Continuing to reflect on the American South and its rich musical history, songwriter Thomm Jutz has released two more singles from his upcoming album, this time capturing the storied careers of musical legends John Hartford and Jimmie Rodgers in portraits imbued with the spirit each brought to his own music.
The pair of songs — “Hartford’s Bend” and “Jimmie Rodgers Rode A Train” — is another example of the breadth of songwriting and musicianship on Jutz’s upcoming body of work, two volumes of music to be released under the apt title, To Live In Two Worlds.
"Hartford’s Bend” is a haunting tune that deftly incorporates song titles and aphorisms from the renowned entertainer’s life and music as it pays homage to “every riverboat captain’s friend.” With wistful harmonies from banjoist Justin Moses, the song instantly brings to mind many of Hartford’s own stately waltzes.

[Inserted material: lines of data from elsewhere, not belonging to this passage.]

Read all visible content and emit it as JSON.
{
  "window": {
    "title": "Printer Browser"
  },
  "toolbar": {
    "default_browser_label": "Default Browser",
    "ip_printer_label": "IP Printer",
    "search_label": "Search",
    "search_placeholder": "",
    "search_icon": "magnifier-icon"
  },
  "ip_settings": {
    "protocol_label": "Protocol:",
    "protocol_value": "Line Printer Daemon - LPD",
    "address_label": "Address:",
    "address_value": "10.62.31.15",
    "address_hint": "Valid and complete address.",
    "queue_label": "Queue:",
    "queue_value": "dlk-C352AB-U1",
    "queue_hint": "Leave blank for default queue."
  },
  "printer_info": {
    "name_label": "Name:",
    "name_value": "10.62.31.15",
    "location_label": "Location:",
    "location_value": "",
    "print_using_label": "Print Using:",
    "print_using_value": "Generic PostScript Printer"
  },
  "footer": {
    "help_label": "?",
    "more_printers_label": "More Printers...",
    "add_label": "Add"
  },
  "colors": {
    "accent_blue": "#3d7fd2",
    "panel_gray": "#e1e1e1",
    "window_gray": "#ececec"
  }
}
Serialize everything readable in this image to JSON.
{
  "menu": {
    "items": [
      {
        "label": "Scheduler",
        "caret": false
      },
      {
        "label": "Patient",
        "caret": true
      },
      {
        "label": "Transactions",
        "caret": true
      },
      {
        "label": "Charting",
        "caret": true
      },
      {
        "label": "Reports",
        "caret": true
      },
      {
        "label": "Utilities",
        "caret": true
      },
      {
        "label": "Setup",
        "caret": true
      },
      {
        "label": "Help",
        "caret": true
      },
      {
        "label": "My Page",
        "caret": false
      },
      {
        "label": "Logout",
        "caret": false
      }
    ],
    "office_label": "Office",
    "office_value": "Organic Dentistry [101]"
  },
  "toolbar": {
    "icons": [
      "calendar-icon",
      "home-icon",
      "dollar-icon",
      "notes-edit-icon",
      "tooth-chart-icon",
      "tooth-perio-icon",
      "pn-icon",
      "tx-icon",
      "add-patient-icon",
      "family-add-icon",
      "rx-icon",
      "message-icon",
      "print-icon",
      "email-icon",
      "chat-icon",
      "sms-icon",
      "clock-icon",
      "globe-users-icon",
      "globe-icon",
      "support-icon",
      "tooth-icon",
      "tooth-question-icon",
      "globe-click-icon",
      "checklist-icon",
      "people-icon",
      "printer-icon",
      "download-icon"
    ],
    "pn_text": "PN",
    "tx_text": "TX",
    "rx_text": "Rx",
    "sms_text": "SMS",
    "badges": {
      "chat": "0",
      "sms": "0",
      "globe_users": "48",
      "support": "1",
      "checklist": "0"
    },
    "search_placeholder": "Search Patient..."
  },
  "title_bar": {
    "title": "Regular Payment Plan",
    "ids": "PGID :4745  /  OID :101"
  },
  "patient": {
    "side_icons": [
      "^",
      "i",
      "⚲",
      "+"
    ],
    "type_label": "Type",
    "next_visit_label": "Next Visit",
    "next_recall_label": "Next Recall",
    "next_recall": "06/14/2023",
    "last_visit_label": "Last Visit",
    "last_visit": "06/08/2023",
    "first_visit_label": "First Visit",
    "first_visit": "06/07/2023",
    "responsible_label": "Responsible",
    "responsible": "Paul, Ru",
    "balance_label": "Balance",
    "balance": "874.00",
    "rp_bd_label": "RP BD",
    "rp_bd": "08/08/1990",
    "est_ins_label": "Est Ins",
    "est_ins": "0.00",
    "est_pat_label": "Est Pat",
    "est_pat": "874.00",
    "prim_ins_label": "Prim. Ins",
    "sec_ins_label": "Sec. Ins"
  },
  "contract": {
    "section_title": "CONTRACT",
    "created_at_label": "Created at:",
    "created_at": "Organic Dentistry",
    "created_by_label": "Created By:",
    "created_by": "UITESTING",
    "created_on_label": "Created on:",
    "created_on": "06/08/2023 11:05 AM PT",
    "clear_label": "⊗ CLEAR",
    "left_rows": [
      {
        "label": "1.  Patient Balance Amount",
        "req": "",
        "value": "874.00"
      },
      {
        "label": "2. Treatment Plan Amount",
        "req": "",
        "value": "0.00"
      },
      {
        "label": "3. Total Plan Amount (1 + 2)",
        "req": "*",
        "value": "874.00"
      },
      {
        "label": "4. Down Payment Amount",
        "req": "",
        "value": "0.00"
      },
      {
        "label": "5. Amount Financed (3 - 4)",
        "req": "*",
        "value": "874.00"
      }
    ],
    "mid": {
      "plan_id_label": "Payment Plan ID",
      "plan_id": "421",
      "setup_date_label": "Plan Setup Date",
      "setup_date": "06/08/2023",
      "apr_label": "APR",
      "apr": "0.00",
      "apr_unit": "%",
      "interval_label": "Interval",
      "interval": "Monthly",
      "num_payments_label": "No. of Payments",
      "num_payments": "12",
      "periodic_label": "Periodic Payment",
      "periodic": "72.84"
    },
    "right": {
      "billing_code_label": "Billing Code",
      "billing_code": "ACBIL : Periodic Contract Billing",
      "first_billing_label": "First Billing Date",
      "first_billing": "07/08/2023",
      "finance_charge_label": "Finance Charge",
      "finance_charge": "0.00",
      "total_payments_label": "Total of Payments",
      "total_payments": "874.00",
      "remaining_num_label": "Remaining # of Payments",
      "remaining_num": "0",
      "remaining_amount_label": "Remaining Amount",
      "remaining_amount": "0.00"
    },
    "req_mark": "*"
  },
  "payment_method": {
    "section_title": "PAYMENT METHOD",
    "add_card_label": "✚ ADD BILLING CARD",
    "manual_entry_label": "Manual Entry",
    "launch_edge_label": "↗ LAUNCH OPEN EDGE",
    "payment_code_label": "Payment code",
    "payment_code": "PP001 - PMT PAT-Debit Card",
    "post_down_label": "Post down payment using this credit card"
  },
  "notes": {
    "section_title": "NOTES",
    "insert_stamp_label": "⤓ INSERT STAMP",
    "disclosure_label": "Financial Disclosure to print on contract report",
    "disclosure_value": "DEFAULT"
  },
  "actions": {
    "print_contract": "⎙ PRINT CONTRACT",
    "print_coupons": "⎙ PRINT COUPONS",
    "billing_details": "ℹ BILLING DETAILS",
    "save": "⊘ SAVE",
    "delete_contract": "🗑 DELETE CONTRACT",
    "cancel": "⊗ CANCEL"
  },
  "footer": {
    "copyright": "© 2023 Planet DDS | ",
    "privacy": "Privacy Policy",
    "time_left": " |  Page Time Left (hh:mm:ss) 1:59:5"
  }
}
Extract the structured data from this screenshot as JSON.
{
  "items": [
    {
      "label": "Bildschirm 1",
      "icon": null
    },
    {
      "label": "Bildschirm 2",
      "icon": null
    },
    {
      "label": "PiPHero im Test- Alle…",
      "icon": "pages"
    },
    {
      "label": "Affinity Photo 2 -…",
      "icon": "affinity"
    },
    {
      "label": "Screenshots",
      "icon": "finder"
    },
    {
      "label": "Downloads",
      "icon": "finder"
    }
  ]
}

Though he didn’t know him, Jutz often looks to Hartford’s work for inspiration, saying, “John Hartford — where do you begin? His humor, sense of history and tradition. His virtuosity and timing, his grace and his love of the river …Where do you stop? John Hadley, who I wrote this song with, was a close friend of John Hartford’s. I wouldn’t have dared to write this song without him.”
Of the song, Hartford’s daughter, Katie Harford Hogue says, “Thomm Jutz and John Hadley have written a lovely tune called 'Hartford’s Bend,' which beautifully captures the unhurried pace of the riverboats that Dad loved; you can almost hear a paddlewheel turning.”
“Jimmie Rodgers Rode A Train” is the solo offering in this pair of releases, featuring Jutz’s intimate vocal, fingerpicked guitar and nothing more. Drawing on Rodgers’ own blues and Tin Pan Alley influences, the song punctuates a laconic recounting of the Singing Brakeman’s career with equally spare interludes that reveal Jutz’s quiet virtuosity.
Though Rodgers had a short life and career, Jutz views it as unparalleled.
“He wanted to be every American’s favorite singer. He was the singing brakeman, the cowboy, the dapper crooner. He only had six years to make it all happen and boy did he ever make it happen,” says Jutz.
Like the rest of the extensive set Jutz has recorded for his initial projects with Mountain Home, these are songs infused with a deep knowledge and understanding of the rural southern music — and those who made it — that brought Jutz from his native Germany to Nashville at the beginning of the century.
“Hartford loved the riverboats, Jimmie loved the trains and his fancy cars. American history and musical history is one of movement,” he says. “Its past so close behind and its future moving still — that’s what draws me to it.”